Afghanistan's influential Vice President Mohammad Qasim Fahim, a leading commander in the alliance that fought the Taliban who was later accused with other warlords of targeting civilian areas during the country's civil war, died Sunday. He was 57.
updated 37 minutes ago
As Vietnam authorities reported Sunday they may have found a door belonging to the Malaysian Airlines jet that disappeared over the weekend, U.S. lawmakers Sunday openly considered the possibility that terrorism is to blame.
Suspected al-Qaida militants fired rocket-propelled grenades and heavy machineguns at a military base in southern Yemen on Saturday, killing two soldiers guarding its gate, a senior military official said.
Saudi Arabia identified the Muslim Brotherhood as a terrorist group along with al-Qaida and others Friday, warning those who join them or support them they could face five to 30 years in prison.
Al Qaeda operatives in Yemen killed an accused American spy Thursday in the city of Al Shajar and then hung him from a soccer goalpost for everyone to see.
Sen. Marco Rubio made a strong pitch for an engaged America around the world in a foreign policy-heavy speech Thursday at the 2014 Conservative Political Action Conference (CPAC), saying that the United States must be be a world leader — and not a dictator.

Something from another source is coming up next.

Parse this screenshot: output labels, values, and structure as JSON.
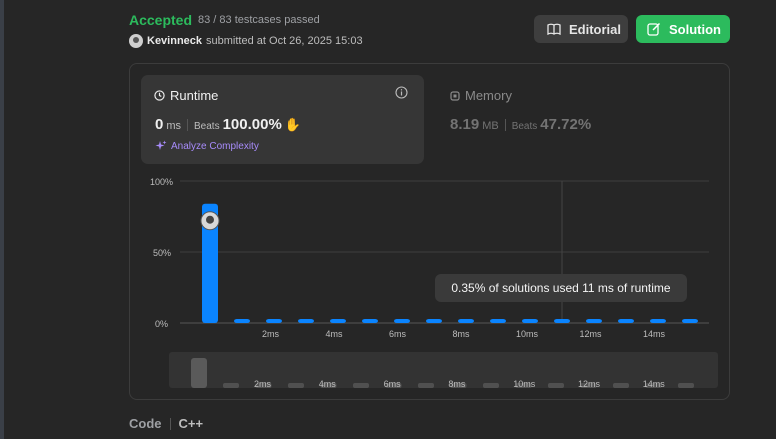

Al-Qaida militants in Yemen killed one of their own men Thursday, hanging his body from a street light after accusing him of spying for the United States, officials said.
The State Department has a verified account dedicated to needling jihadists or, in its words, speaking "truths about terrorism."
Through his attorney and on his own, Basit Sheikh told a federal judge the following things Thursday: He wants to represent himself on charges he tried to join an al-Qaida-linked militant group. He wants his family to hire another attorney. And he will leave the country voluntarily if the government drops the charges.
An American who trained at an al-Qaida camp in Afghanistan in the spring of 2001 before losing his nerve testified Thursday how he encountered Osama bin Laden and the terror group's spokesman at a safe house - and that bin Laden hinted that a suicide attack on U.S. soil was in the works.
Our country is currently in a struggle between the need to protect our citizens from terrorism and the need to protect the civil liberties of our citizens.
What happens when the U.S. government participates in toppling foreign governments in the name of spreading democracy?